- TASK DIRECTIONS -
Give the number of lines below with "icon" in them, leaving out anything else.

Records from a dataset
*** Begin section ***
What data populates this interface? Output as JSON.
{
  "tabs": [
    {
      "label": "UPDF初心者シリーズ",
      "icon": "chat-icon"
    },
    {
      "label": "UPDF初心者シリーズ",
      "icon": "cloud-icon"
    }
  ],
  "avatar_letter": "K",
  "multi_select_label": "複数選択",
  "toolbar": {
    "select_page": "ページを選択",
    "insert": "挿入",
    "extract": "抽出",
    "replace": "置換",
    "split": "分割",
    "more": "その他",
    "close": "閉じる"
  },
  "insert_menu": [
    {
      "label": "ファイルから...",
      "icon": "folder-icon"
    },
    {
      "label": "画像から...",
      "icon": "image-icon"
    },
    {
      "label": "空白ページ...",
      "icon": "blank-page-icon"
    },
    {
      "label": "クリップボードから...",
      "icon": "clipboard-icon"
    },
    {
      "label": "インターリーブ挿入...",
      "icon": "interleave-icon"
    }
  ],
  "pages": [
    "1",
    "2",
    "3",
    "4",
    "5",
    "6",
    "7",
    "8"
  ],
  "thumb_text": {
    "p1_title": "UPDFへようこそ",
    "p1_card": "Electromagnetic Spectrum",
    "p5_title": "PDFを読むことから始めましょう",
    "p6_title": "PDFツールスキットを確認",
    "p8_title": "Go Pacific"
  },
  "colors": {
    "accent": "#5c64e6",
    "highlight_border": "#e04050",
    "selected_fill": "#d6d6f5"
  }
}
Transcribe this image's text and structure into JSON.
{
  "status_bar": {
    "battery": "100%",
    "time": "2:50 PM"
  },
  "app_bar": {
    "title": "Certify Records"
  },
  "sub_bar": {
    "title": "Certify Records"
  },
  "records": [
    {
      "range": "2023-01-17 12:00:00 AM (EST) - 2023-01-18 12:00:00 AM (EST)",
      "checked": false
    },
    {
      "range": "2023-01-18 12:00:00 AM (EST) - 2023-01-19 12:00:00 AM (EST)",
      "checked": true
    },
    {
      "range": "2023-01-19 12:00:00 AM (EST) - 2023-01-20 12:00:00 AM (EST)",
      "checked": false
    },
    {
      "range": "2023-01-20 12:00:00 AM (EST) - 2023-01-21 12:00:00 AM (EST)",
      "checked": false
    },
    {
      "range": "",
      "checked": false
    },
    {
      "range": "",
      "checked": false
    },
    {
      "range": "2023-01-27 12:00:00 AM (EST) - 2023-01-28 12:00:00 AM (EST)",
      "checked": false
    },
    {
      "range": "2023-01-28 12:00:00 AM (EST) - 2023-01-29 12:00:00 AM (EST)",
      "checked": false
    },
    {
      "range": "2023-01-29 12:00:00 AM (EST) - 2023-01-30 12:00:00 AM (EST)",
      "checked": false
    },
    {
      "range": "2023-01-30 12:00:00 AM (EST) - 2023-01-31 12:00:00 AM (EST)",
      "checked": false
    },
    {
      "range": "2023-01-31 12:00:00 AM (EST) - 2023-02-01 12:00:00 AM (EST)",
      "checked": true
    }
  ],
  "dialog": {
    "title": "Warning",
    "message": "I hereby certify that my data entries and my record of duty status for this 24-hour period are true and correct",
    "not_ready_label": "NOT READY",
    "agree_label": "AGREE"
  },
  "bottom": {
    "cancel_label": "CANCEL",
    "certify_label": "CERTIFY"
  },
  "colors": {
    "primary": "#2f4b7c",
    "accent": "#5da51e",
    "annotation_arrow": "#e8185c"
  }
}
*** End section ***
- EXERCISE ANSWER -
7